An elegant example of Claremont Modernism, the Eldridge House was a clear outcropping of the architect's abiding principle of "total environment."
Claremont has several wonderful neighborhoods of Mid-Century Modern residential design, one of which is centered on Blaisdell Drive. Among the fine examples in the area is the Eldridge House, designed by celebrated Claremont architects Theodore Criley and Fred McDowell. It was completed in 1963 for the Eldridge family.
The low, one-story house illustrates a strong regional response to the post-and-beam style, featuring exposed wooden framing, expanses of glass, and a relaxed open-plan interior.
It has a low-pitched gabled roof and a front entry shaded by a rustic wood pergola. Criley and McDowell’s building is consciously integrated into a designed landscape, part of which is screened from the street by a wood fence, and is meant to incorporate outdoor areas into the experience of living indoors. The house’s irregular plan also wraps around a landscaped patio in the back, making it in effect an additional living space.
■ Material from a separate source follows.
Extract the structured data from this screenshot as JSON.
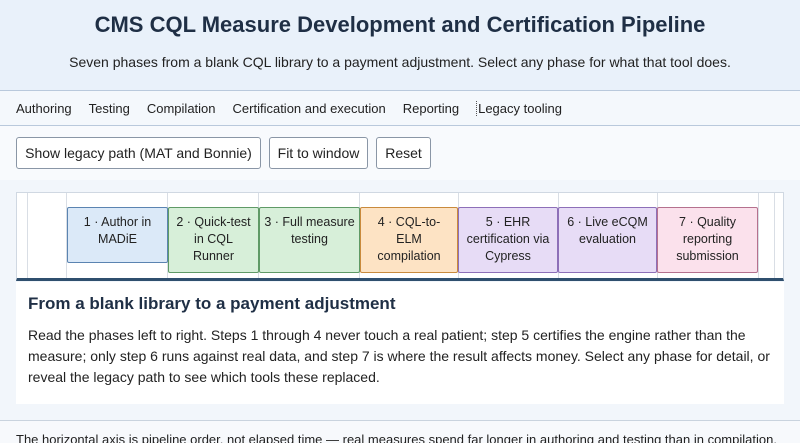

McDowell explained the importance of this idea in the Los Angeles Times in 1963, stating: “Total environment occurs when earth and dwelling merge into a recognizable whole where terrain, floor plan, exterior design, building materials and landscaping work consciously together.” The Eldridge House illustrates this philosophy of “total environment,” and is an elegant example of Claremont Modernism.